_Exercise_
Copy the data exactly; pictures stay out of the copy.

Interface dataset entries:
--- START ---
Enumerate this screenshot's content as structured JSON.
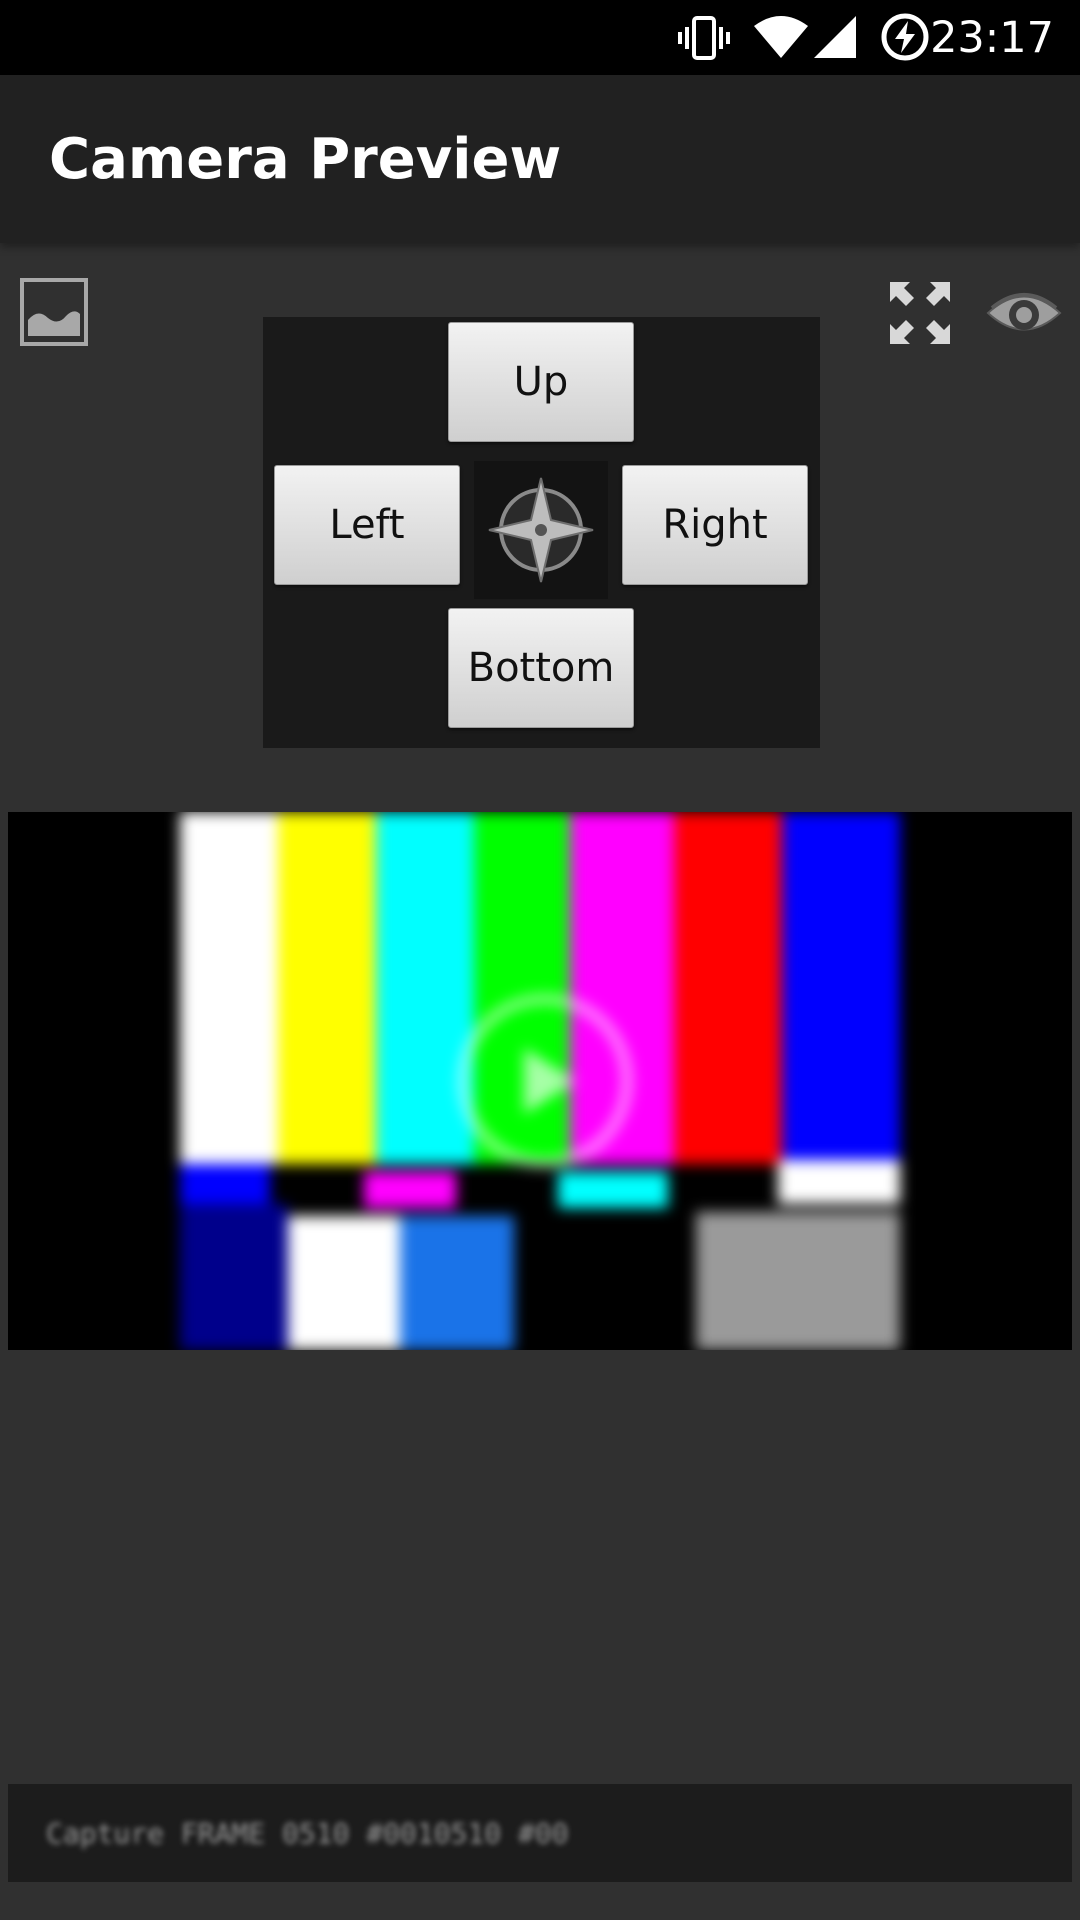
{
  "status_bar": {
    "time": "23:17",
    "icons": [
      "vibrate-icon",
      "wifi-icon",
      "signal-icon",
      "battery-charging-icon"
    ]
  },
  "app_bar": {
    "title": "Camera Preview"
  },
  "toolbar": {
    "left_icon": "image-icon",
    "right_icons": [
      "fullscreen-icon",
      "eye-icon"
    ]
  },
  "dpad": {
    "up_label": "Up",
    "left_label": "Left",
    "right_label": "Right",
    "bottom_label": "Bottom",
    "center_icon": "compass-icon"
  },
  "preview": {
    "content": "color bars test pattern",
    "overlay_icon": "play-icon",
    "colors": {
      "white": "#ffffff",
      "yellow": "#ffff00",
      "cyan": "#00ffff",
      "green": "#00ff00",
      "magenta": "#ff00ff",
      "red": "#ff0000",
      "blue": "#0000ff",
      "navy": "#00008b",
      "azure": "#1a73e8",
      "gray": "#9a9a9a"
    }
  },
  "footer": {
    "text": "Capture FRAME 0510 #0010510 #00"
  }
}
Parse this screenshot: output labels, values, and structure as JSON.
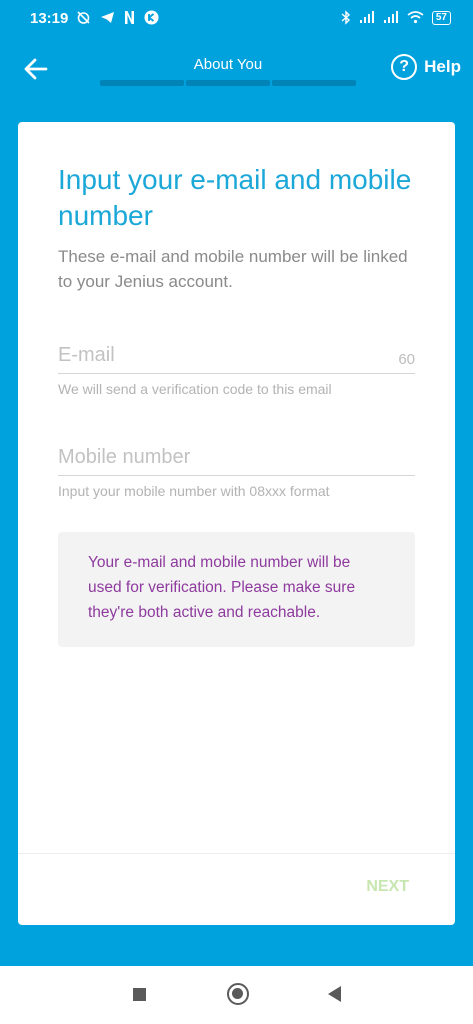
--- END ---
_Reply to the task_
Enumerate this screenshot's content as structured JSON.
{
  "status_bar": {
    "time": "23:17",
    "icons": [
      "vibrate-icon",
      "wifi-icon",
      "signal-icon",
      "battery-charging-icon"
    ]
  },
  "app_bar": {
    "title": "Camera Preview"
  },
  "toolbar": {
    "left_icon": "image-icon",
    "right_icons": [
      "fullscreen-icon",
      "eye-icon"
    ]
  },
  "dpad": {
    "up_label": "Up",
    "left_label": "Left",
    "right_label": "Right",
    "bottom_label": "Bottom",
    "center_icon": "compass-icon"
  },
  "preview": {
    "content": "color bars test pattern",
    "overlay_icon": "play-icon",
    "colors": {
      "white": "#ffffff",
      "yellow": "#ffff00",
      "cyan": "#00ffff",
      "green": "#00ff00",
      "magenta": "#ff00ff",
      "red": "#ff0000",
      "blue": "#0000ff",
      "navy": "#00008b",
      "azure": "#1a73e8",
      "gray": "#9a9a9a"
    }
  },
  "footer": {
    "text": "Capture FRAME 0510 #0010510 #00"
  }
}
Parse this screenshot: output labels, values, and structure as JSON.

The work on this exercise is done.